Data listing Start Marker

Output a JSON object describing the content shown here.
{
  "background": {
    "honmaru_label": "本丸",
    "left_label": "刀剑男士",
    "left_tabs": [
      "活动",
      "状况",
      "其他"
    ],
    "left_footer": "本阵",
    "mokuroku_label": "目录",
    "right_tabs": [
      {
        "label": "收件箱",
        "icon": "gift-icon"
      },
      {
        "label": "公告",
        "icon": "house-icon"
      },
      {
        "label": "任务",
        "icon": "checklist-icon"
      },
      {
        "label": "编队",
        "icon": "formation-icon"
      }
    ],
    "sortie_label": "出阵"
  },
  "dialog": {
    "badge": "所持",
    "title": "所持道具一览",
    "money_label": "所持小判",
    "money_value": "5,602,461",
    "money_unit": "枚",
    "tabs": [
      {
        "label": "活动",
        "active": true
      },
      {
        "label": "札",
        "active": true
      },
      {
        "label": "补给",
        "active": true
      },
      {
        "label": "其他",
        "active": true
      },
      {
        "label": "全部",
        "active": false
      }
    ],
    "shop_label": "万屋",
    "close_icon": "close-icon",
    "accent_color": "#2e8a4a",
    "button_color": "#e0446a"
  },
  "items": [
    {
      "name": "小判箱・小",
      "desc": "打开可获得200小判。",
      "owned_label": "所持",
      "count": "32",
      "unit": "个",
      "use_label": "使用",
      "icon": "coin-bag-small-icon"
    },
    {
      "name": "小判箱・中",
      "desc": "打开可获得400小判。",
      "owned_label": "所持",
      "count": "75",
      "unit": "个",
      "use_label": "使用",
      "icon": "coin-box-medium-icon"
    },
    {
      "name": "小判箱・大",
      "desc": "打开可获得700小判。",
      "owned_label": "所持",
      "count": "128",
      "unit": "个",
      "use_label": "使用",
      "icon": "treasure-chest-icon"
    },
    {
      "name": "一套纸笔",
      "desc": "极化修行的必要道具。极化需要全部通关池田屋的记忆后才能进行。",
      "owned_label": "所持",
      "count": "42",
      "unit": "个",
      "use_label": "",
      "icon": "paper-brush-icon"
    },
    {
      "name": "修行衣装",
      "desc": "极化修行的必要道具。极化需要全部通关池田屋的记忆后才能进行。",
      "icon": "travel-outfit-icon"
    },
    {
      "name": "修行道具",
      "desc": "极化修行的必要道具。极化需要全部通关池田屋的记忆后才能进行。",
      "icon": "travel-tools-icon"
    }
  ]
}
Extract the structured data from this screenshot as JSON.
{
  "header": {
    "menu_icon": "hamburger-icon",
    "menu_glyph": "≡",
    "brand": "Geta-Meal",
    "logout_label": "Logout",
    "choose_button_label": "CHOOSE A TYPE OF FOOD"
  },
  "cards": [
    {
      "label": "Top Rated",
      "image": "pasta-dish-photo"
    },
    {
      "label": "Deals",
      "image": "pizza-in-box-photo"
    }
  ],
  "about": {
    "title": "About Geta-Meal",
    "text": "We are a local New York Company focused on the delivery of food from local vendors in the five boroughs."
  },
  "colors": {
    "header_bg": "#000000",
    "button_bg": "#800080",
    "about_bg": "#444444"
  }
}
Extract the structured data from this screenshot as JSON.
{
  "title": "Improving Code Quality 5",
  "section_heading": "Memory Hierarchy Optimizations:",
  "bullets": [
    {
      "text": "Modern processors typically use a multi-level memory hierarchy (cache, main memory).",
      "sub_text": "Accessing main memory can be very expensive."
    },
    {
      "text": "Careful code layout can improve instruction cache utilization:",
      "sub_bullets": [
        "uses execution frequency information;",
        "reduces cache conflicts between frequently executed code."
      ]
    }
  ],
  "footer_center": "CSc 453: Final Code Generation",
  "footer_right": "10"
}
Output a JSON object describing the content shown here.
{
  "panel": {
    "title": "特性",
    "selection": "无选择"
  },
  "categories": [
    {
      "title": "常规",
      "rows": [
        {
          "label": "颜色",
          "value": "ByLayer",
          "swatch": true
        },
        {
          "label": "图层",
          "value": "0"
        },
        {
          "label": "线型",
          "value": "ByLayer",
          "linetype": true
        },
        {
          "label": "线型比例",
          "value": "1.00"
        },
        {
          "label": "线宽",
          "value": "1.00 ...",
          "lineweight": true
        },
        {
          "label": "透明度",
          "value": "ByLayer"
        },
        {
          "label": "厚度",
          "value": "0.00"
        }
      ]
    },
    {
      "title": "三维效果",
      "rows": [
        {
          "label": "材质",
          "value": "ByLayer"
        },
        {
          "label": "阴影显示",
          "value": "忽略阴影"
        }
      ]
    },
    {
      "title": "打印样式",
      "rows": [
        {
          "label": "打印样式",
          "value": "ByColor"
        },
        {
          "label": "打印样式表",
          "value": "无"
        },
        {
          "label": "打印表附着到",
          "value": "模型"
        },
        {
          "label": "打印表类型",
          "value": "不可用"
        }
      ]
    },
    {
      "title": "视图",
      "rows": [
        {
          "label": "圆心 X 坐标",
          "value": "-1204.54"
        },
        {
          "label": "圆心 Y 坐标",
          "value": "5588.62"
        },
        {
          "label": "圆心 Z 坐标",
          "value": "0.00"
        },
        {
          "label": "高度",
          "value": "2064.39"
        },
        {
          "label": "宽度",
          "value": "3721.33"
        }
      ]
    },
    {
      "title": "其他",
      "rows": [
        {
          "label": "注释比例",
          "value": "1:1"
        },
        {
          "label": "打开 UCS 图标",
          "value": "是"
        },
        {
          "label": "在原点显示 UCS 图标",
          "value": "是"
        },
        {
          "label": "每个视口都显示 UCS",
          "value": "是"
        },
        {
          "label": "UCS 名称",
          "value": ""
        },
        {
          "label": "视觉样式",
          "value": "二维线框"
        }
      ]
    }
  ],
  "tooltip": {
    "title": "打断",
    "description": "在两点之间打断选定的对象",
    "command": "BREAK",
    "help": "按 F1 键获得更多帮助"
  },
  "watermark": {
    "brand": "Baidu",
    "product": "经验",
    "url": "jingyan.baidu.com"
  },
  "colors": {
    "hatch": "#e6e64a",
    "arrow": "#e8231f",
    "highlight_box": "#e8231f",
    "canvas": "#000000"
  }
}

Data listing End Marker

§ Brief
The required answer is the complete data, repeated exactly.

§ Result below
Output a JSON object describing the content shown here.
{
  "background": {
    "honmaru_label": "本丸",
    "left_label": "刀剑男士",
    "left_tabs": [
      "活动",
      "状况",
      "其他"
    ],
    "left_footer": "本阵",
    "mokuroku_label": "目录",
    "right_tabs": [
      {
        "label": "收件箱",
        "icon": "gift-icon"
      },
      {
        "label": "公告",
        "icon": "house-icon"
      },
      {
        "label": "任务",
        "icon": "checklist-icon"
      },
      {
        "label": "编队",
        "icon": "formation-icon"
      }
    ],
    "sortie_label": "出阵"
  },
  "dialog": {
    "badge": "所持",
    "title": "所持道具一览",
    "money_label": "所持小判",
    "money_value": "5,602,461",
    "money_unit": "枚",
    "tabs": [
      {
        "label": "活动",
        "active": true
      },
      {
        "label": "札",
        "active": true
      },
      {
        "label": "补给",
        "active": true
      },
      {
        "label": "其他",
        "active": true
      },
      {
        "label": "全部",
        "active": false
      }
    ],
    "shop_label": "万屋",
    "close_icon": "close-icon",
    "accent_color": "#2e8a4a",
    "button_color": "#e0446a"
  },
  "items": [
    {
      "name": "小判箱・小",
      "desc": "打开可获得200小判。",
      "owned_label": "所持",
      "count": "32",
      "unit": "个",
      "use_label": "使用",
      "icon": "coin-bag-small-icon"
    },
    {
      "name": "小判箱・中",
      "desc": "打开可获得400小判。",
      "owned_label": "所持",
      "count": "75",
      "unit": "个",
      "use_label": "使用",
      "icon": "coin-box-medium-icon"
    },
    {
      "name": "小判箱・大",
      "desc": "打开可获得700小判。",
      "owned_label": "所持",
      "count": "128",
      "unit": "个",
      "use_label": "使用",
      "icon": "treasure-chest-icon"
    },
    {
      "name": "一套纸笔",
      "desc": "极化修行的必要道具。极化需要全部通关池田屋的记忆后才能进行。",
      "owned_label": "所持",
      "count": "42",
      "unit": "个",
      "use_label": "",
      "icon": "paper-brush-icon"
    },
    {
      "name": "修行衣装",
      "desc": "极化修行的必要道具。极化需要全部通关池田屋的记忆后才能进行。",
      "icon": "travel-outfit-icon"
    },
    {
      "name": "修行道具",
      "desc": "极化修行的必要道具。极化需要全部通关池田屋的记忆后才能进行。",
      "icon": "travel-tools-icon"
    }
  ]
}
Extract the structured data from this screenshot as JSON.
{
  "header": {
    "menu_icon": "hamburger-icon",
    "menu_glyph": "≡",
    "brand": "Geta-Meal",
    "logout_label": "Logout",
    "choose_button_label": "CHOOSE A TYPE OF FOOD"
  },
  "cards": [
    {
      "label": "Top Rated",
      "image": "pasta-dish-photo"
    },
    {
      "label": "Deals",
      "image": "pizza-in-box-photo"
    }
  ],
  "about": {
    "title": "About Geta-Meal",
    "text": "We are a local New York Company focused on the delivery of food from local vendors in the five boroughs."
  },
  "colors": {
    "header_bg": "#000000",
    "button_bg": "#800080",
    "about_bg": "#444444"
  }
}
Extract the structured data from this screenshot as JSON.
{
  "title": "Improving Code Quality 5",
  "section_heading": "Memory Hierarchy Optimizations:",
  "bullets": [
    {
      "text": "Modern processors typically use a multi-level memory hierarchy (cache, main memory).",
      "sub_text": "Accessing main memory can be very expensive."
    },
    {
      "text": "Careful code layout can improve instruction cache utilization:",
      "sub_bullets": [
        "uses execution frequency information;",
        "reduces cache conflicts between frequently executed code."
      ]
    }
  ],
  "footer_center": "CSc 453: Final Code Generation",
  "footer_right": "10"
}
Output a JSON object describing the content shown here.
{
  "panel": {
    "title": "特性",
    "selection": "无选择"
  },
  "categories": [
    {
      "title": "常规",
      "rows": [
        {
          "label": "颜色",
          "value": "ByLayer",
          "swatch": true
        },
        {
          "label": "图层",
          "value": "0"
        },
        {
          "label": "线型",
          "value": "ByLayer",
          "linetype": true
        },
        {
          "label": "线型比例",
          "value": "1.00"
        },
        {
          "label": "线宽",
          "value": "1.00 ...",
          "lineweight": true
        },
        {
          "label": "透明度",
          "value": "ByLayer"
        },
        {
          "label": "厚度",
          "value": "0.00"
        }
      ]
    },
    {
      "title": "三维效果",
      "rows": [
        {
          "label": "材质",
          "value": "ByLayer"
        },
        {
          "label": "阴影显示",
          "value": "忽略阴影"
        }
      ]
    },
    {
      "title": "打印样式",
      "rows": [
        {
          "label": "打印样式",
          "value": "ByColor"
        },
        {
          "label": "打印样式表",
          "value": "无"
        },
        {
          "label": "打印表附着到",
          "value": "模型"
        },
        {
          "label": "打印表类型",
          "value": "不可用"
        }
      ]
    },
    {
      "title": "视图",
      "rows": [
        {
          "label": "圆心 X 坐标",
          "value": "-1204.54"
        },
        {
          "label": "圆心 Y 坐标",
          "value": "5588.62"
        },
        {
          "label": "圆心 Z 坐标",
          "value": "0.00"
        },
        {
          "label": "高度",
          "value": "2064.39"
        },
        {
          "label": "宽度",
          "value": "3721.33"
        }
      ]
    },
    {
      "title": "其他",
      "rows": [
        {
          "label": "注释比例",
          "value": "1:1"
        },
        {
          "label": "打开 UCS 图标",
          "value": "是"
        },
        {
          "label": "在原点显示 UCS 图标",
          "value": "是"
        },
        {
          "label": "每个视口都显示 UCS",
          "value": "是"
        },
        {
          "label": "UCS 名称",
          "value": ""
        },
        {
          "label": "视觉样式",
          "value": "二维线框"
        }
      ]
    }
  ],
  "tooltip": {
    "title": "打断",
    "description": "在两点之间打断选定的对象",
    "command": "BREAK",
    "help": "按 F1 键获得更多帮助"
  },
  "watermark": {
    "brand": "Baidu",
    "product": "经验",
    "url": "jingyan.baidu.com"
  },
  "colors": {
    "hatch": "#e6e64a",
    "arrow": "#e8231f",
    "highlight_box": "#e8231f",
    "canvas": "#000000"
  }
}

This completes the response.